Work request: Could you repeat every record below exactly, leaving out the pictures?

(Excerpts from an interface dataset)
——————
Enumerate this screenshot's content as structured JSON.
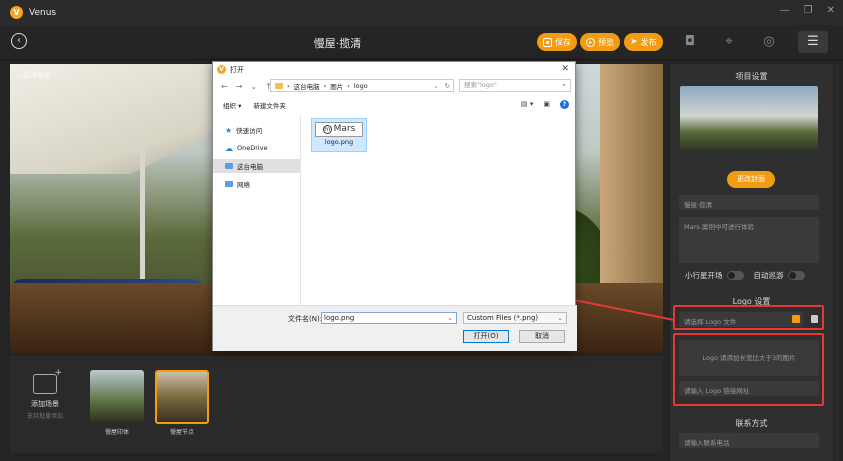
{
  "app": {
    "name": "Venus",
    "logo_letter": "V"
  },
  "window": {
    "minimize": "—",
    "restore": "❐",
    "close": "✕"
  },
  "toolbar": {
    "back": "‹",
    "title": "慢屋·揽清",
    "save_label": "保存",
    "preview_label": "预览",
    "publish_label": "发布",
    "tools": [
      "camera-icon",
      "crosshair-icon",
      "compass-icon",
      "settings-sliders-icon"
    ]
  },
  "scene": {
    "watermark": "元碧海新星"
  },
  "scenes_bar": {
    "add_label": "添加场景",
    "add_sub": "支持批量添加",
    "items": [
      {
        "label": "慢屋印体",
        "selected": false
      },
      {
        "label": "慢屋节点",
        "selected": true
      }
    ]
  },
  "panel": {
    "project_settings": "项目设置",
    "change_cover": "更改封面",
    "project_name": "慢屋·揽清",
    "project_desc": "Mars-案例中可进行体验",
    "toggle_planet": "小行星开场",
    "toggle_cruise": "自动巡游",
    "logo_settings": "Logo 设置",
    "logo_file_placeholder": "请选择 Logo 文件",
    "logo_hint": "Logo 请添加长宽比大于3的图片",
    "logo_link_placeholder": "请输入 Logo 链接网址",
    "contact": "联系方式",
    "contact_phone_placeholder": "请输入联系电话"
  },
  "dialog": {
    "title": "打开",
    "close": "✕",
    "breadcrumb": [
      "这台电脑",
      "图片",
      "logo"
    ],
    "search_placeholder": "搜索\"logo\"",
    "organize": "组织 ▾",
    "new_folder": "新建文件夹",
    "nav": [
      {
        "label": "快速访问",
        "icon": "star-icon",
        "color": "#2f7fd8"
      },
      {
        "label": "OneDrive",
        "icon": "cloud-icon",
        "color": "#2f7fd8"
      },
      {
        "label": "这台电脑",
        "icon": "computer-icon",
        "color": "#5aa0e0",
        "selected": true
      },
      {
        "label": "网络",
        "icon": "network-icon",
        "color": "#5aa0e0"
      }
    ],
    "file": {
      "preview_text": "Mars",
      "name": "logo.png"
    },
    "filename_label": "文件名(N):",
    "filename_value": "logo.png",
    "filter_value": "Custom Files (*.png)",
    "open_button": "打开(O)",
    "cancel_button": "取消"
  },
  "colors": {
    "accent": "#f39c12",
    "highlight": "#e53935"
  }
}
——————
Result of the task:
Enumerate this screenshot's content as structured JSON.
{
  "app": {
    "name": "Venus",
    "logo_letter": "V"
  },
  "window": {
    "minimize": "—",
    "restore": "❐",
    "close": "✕"
  },
  "toolbar": {
    "back": "‹",
    "title": "慢屋·揽清",
    "save_label": "保存",
    "preview_label": "预览",
    "publish_label": "发布",
    "tools": [
      "camera-icon",
      "crosshair-icon",
      "compass-icon",
      "settings-sliders-icon"
    ]
  },
  "scene": {
    "watermark": "元碧海新星"
  },
  "scenes_bar": {
    "add_label": "添加场景",
    "add_sub": "支持批量添加",
    "items": [
      {
        "label": "慢屋印体",
        "selected": false
      },
      {
        "label": "慢屋节点",
        "selected": true
      }
    ]
  },
  "panel": {
    "project_settings": "项目设置",
    "change_cover": "更改封面",
    "project_name": "慢屋·揽清",
    "project_desc": "Mars-案例中可进行体验",
    "toggle_planet": "小行星开场",
    "toggle_cruise": "自动巡游",
    "logo_settings": "Logo 设置",
    "logo_file_placeholder": "请选择 Logo 文件",
    "logo_hint": "Logo 请添加长宽比大于3的图片",
    "logo_link_placeholder": "请输入 Logo 链接网址",
    "contact": "联系方式",
    "contact_phone_placeholder": "请输入联系电话"
  },
  "dialog": {
    "title": "打开",
    "close": "✕",
    "breadcrumb": [
      "这台电脑",
      "图片",
      "logo"
    ],
    "search_placeholder": "搜索\"logo\"",
    "organize": "组织 ▾",
    "new_folder": "新建文件夹",
    "nav": [
      {
        "label": "快速访问",
        "icon": "star-icon",
        "color": "#2f7fd8"
      },
      {
        "label": "OneDrive",
        "icon": "cloud-icon",
        "color": "#2f7fd8"
      },
      {
        "label": "这台电脑",
        "icon": "computer-icon",
        "color": "#5aa0e0",
        "selected": true
      },
      {
        "label": "网络",
        "icon": "network-icon",
        "color": "#5aa0e0"
      }
    ],
    "file": {
      "preview_text": "Mars",
      "name": "logo.png"
    },
    "filename_label": "文件名(N):",
    "filename_value": "logo.png",
    "filter_value": "Custom Files (*.png)",
    "open_button": "打开(O)",
    "cancel_button": "取消"
  },
  "colors": {
    "accent": "#f39c12",
    "highlight": "#e53935"
  }
}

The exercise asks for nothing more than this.